Monday, May 30, 2011

The Right Train

Once upon a time, the unknowning author jumped on the self-publishing train and rode it with the wind in her hair, waiting to arrive at the ultlimate destination...bestseller success. The train never arrived.

Today, however, one boards any of several trains to reach success. The key is boarding the right train. You can step on the self-publishing train and realize when others reach success that you left your luggage at home. You can ride the traditional train and watch others reach success while you never find the right point to disembark.

Enough of the metaphor. Frankly, you can publish any way you like and find some semblance of success. To some, success is selling ten thousand books and having income to justify not going to a nine-to-five job. Others want the fame. Some crave legendary status.

We have a gazillion options, and that screws with our heads.

Sharon Bailey wrote last week in Writer Unboxed, in a post entitled The State of the Stigma, that a lot of the self-publishing stigma is gone, and some of it still hangs around. For instance, did you notice, as I have, that one can publish an ebook without the self-publishing stigma but go with Lulu.com or AuthorHouse and you fall back into that old "stench" of being a self-pubbing novice? As Sharon states, "These firms stand at the absolute bottom of the self-publishing food chain." No wonder so many writers have swarmed to ebooks.

She practices what she preaches, too. "As an author mindful of conventions, I opted out of using iUniverse when I realized it carried a stigma, even after having signed a contract, used a number of its services and received its Editor’s Choice award. Instead I switched gears to the more widely acceptable approach of purchasing my own ISBN number, assigning it to my very own indie “publishing” company created for this purpose and independently hiring a designer, a copy-editor and a printer. Frankly, it was a hassle. iUniverse had done a terrific job holding had my hand, which made my busy life much easier. But the upshot is I can now set my own price and drop my “publisher’s” name with pride, as if it were a small, literary press."

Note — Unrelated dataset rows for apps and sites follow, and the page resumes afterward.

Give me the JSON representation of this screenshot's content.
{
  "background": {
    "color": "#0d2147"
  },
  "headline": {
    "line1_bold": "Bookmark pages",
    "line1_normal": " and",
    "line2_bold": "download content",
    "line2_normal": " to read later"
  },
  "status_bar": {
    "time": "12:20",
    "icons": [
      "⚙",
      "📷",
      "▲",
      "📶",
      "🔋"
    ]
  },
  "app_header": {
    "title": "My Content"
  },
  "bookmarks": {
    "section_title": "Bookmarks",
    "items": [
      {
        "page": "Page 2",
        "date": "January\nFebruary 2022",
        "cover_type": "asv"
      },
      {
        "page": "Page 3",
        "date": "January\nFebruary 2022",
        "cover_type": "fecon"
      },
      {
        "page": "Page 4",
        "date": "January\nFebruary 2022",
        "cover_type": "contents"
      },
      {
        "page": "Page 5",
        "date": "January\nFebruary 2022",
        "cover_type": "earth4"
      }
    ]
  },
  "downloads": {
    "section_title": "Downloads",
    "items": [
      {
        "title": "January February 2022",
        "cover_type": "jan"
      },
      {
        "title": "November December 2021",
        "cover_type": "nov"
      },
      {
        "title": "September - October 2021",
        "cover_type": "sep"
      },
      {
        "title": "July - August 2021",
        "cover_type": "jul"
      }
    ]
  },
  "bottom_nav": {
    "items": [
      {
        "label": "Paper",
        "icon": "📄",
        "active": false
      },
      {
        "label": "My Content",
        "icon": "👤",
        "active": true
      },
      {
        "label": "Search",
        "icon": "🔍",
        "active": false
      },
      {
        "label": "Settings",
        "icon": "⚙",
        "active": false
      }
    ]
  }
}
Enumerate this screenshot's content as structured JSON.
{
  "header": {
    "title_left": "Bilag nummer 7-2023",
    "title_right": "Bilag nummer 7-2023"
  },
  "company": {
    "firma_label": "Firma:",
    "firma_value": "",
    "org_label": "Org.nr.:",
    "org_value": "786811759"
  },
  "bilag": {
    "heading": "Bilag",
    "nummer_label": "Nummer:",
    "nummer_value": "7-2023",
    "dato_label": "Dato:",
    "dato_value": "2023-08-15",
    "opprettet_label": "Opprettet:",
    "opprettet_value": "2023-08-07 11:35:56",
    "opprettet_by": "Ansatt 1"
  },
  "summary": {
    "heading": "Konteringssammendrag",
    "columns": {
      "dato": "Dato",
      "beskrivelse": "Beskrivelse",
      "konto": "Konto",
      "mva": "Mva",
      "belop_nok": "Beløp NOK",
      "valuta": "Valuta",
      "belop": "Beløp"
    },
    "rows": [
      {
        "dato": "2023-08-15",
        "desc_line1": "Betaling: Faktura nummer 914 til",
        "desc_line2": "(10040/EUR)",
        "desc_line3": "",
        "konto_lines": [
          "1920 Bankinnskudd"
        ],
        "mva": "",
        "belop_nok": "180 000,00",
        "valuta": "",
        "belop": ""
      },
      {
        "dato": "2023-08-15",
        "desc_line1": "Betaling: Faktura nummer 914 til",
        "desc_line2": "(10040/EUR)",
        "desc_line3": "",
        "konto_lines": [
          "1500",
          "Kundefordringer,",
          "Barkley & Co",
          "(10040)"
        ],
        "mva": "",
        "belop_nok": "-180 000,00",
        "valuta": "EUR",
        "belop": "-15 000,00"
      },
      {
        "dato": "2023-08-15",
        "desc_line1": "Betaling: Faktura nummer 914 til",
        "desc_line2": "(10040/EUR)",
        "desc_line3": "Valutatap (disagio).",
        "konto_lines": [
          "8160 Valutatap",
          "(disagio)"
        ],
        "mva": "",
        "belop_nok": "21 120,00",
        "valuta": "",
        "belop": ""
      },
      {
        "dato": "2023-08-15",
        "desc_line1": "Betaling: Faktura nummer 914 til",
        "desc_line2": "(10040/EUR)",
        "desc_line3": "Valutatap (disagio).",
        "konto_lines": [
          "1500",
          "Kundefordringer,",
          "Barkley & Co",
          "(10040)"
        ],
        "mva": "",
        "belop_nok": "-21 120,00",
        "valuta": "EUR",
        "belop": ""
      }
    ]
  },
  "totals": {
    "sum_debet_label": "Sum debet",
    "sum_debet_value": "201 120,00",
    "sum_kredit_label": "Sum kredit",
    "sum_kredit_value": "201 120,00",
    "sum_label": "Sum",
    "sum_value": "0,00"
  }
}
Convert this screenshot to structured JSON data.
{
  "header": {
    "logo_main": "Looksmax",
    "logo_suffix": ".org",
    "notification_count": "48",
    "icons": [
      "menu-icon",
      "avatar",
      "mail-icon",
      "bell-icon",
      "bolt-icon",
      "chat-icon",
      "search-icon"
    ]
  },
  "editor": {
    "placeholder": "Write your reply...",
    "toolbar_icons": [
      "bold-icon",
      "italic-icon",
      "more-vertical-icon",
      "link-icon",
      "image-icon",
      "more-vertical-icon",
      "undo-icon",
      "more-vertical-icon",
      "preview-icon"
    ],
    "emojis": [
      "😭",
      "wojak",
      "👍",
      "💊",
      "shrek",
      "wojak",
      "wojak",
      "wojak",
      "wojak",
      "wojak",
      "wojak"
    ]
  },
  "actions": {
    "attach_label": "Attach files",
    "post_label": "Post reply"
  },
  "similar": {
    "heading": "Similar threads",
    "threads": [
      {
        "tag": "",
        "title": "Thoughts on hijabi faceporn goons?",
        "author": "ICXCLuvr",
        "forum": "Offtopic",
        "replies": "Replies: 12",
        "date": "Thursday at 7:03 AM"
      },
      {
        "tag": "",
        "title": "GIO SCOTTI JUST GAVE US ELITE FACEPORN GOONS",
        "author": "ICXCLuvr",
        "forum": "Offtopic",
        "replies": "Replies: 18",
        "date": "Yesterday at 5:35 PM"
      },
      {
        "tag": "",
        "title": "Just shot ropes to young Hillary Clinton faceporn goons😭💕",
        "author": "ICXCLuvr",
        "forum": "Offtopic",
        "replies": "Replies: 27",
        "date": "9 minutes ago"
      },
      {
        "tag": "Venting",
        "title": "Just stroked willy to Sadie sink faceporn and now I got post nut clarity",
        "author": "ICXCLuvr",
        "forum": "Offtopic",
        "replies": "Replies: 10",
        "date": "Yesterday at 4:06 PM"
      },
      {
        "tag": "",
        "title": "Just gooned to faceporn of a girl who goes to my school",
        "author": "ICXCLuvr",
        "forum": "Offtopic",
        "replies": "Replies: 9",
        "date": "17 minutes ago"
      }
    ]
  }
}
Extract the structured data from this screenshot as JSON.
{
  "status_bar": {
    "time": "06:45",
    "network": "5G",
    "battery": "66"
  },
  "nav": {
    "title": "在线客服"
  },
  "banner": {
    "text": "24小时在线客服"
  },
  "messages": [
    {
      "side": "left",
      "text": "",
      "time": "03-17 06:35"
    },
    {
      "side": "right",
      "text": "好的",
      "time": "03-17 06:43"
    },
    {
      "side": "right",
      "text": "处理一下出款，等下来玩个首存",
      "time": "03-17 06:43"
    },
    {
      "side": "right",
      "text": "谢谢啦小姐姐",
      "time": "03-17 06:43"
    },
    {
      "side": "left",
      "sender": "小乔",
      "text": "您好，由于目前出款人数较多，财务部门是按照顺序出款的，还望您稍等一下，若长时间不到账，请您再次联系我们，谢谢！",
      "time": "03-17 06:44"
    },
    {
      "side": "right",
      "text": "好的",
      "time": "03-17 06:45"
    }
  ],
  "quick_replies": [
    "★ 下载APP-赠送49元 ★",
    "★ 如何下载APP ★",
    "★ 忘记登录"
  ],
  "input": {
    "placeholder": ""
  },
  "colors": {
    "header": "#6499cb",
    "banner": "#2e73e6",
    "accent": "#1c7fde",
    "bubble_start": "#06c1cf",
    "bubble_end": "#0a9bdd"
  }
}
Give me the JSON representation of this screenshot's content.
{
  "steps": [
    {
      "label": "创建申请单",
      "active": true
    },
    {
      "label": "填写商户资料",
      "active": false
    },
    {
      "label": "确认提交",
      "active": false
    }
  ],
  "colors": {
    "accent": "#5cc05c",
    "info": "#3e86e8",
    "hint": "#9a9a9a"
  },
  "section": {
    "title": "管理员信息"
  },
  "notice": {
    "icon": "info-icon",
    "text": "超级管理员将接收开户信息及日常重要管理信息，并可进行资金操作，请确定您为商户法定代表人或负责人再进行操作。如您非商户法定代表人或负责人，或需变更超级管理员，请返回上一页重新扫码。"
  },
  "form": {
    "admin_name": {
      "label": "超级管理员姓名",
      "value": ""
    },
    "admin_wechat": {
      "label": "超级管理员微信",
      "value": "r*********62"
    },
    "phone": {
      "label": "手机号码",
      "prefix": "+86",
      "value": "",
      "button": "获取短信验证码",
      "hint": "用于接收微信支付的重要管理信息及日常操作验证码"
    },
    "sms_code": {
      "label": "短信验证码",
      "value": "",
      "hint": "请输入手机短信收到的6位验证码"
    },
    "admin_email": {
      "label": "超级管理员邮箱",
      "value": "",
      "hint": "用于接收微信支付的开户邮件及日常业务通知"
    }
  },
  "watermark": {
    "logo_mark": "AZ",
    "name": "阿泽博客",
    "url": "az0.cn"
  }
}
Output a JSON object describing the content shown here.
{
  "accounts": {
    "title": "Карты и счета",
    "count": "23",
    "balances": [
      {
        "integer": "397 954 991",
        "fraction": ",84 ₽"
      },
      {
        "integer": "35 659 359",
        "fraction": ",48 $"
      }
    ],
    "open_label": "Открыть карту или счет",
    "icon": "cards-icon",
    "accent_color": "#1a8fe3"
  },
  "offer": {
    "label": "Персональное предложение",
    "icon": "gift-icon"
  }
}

Cost isn't an issue, though, at least in the long run. You pay for the priviledge of it all. You receive all royalties and foot the publishing bill yourself, or you pay nothing up front and take small royalties. So I don't get into too much argument about the cost. You pay now or pay later.

And while traditional publishers DO open more doors for you versus someone with an iUniverse label on his book, you have less creative license with the design, promotion and delivery of the traditional book. But then, you have to work your BUTT off finding markets for your work - markets that accept self-pubbed works and don't lock-step with the traditional world.

The difference I do see is this. It's only in some circles, but it's in most book review circles and contests, which can make a difference in your plans. A traditional author gets to lead with the name of her publisher. Instant credibility since everyone knows that editors and a board or two approved this book's integrity.

If you fight as a self-pubbed author and build a name for yourself, however, you become a celebrity. Someone from the masses who rose up and thumbed his nose at the powers-that-be. Like Amanda Hocking, you become somebody who defied the odds yet still belongs to the ranks of the common man.

So, you can find success on any train. It's a matter of studying each route, determining which stops you want to make along the way, deciding if the end success is the one you want. I think it's time we realized that we can do whatever the heck it is we want to do. It's nobody's fault, and there is no one publishing savior. There are enough options out there for us to find a way. And if we choose the wrong one, it's on our shoulders, not necessarily the industry's.

1 comment:

Sioux said...

You're so right, Hope. The definiton of "fame" or "success" depends on the writer.